Report, word for word, every line of the material that contains "this".
○ ○ ○ ○ ○ ○ ○
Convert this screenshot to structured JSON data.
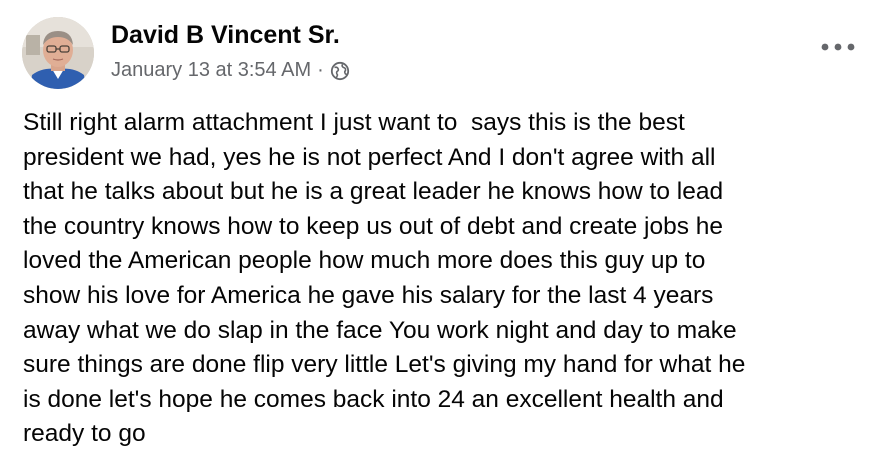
{
  "post": {
    "author": "David B Vincent Sr.",
    "timestamp": "January 13 at 3:54 AM",
    "separator": "·",
    "privacy_icon": "globe-icon",
    "more_icon": "more-options-icon",
    "lines": [
      "Still right alarm attachment I just want to  says this is the best",
      "president we had, yes he is not perfect And I don't agree with all",
      "that he talks about but he is a great leader he knows how to lead",
      "the country knows how to keep us out of debt and create jobs he",
      "loved the American people how much more does this guy up to",
      "show his love for America he gave his salary for the last 4 years",
      "away what we do slap in the face You work night and day to make",
      "sure things are done flip very little Let's giving my hand for what he",
      "is done let's hope he comes back into 24 an excellent health and",
      "ready to go"
    ]
  },
  "colors": {
    "text_primary": "#050505",
    "text_secondary": "#65676b",
    "background": "#ffffff"
  }
}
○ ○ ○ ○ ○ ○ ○
**Solution to the exercise**
Convert this screenshot to structured JSON data.
      "Still right alarm attachment I just want to  says this is the best",
      "loved the American people how much more does this guy up to",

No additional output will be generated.